### DATASET EXTRACT
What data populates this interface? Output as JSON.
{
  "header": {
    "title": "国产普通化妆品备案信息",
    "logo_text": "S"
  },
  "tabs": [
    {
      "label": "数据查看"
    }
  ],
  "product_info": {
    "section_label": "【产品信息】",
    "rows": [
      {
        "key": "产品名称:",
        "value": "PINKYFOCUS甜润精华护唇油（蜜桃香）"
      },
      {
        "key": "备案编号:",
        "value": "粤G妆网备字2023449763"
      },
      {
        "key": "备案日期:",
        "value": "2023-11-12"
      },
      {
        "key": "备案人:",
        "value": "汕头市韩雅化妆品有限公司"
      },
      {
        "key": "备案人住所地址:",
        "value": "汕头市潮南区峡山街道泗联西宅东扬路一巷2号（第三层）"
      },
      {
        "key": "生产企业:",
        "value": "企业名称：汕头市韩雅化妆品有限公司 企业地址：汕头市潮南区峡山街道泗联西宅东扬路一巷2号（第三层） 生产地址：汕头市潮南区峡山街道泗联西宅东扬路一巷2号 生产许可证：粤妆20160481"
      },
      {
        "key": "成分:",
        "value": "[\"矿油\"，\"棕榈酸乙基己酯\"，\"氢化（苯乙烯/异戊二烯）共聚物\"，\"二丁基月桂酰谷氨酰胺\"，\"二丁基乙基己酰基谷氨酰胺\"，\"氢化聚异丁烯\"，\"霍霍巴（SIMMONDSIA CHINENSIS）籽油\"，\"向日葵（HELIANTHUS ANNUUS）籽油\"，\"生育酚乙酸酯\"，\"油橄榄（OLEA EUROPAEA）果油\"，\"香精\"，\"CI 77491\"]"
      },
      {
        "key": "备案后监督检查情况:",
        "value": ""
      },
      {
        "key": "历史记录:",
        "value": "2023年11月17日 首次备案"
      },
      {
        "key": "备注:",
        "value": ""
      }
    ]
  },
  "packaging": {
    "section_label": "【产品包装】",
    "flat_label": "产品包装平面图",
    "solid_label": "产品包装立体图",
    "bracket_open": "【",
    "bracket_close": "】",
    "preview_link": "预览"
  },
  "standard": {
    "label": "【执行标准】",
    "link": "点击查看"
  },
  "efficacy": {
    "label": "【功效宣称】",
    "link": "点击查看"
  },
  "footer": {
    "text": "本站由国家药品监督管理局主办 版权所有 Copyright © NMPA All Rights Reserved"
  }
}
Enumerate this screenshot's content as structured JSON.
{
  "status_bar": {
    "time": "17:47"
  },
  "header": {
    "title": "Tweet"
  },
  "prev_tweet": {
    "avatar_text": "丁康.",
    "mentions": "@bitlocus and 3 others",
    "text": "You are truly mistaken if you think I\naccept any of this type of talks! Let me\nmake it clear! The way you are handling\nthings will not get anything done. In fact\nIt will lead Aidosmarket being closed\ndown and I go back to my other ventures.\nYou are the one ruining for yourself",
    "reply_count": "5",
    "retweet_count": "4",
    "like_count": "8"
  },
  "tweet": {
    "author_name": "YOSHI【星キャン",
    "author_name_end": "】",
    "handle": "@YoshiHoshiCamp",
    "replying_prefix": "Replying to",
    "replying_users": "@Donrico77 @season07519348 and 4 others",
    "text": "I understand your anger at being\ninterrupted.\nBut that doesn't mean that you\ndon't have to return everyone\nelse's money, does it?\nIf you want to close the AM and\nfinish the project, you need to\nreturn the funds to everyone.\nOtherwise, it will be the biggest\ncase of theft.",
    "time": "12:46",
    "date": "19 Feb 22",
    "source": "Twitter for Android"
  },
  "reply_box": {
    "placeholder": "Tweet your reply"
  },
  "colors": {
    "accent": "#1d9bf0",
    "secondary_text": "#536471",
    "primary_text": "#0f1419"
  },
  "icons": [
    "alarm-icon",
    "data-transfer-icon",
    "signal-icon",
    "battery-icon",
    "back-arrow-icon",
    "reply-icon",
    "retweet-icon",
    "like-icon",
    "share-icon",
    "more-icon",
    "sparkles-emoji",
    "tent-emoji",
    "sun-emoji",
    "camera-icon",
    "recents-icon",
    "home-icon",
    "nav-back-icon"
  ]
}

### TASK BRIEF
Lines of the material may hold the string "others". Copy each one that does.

### RESPONSE TO THIS TASK
    "mentions": "@bitlocus and 3 others",
    "replying_users": "@Donrico77 @season07519348 and 4 others",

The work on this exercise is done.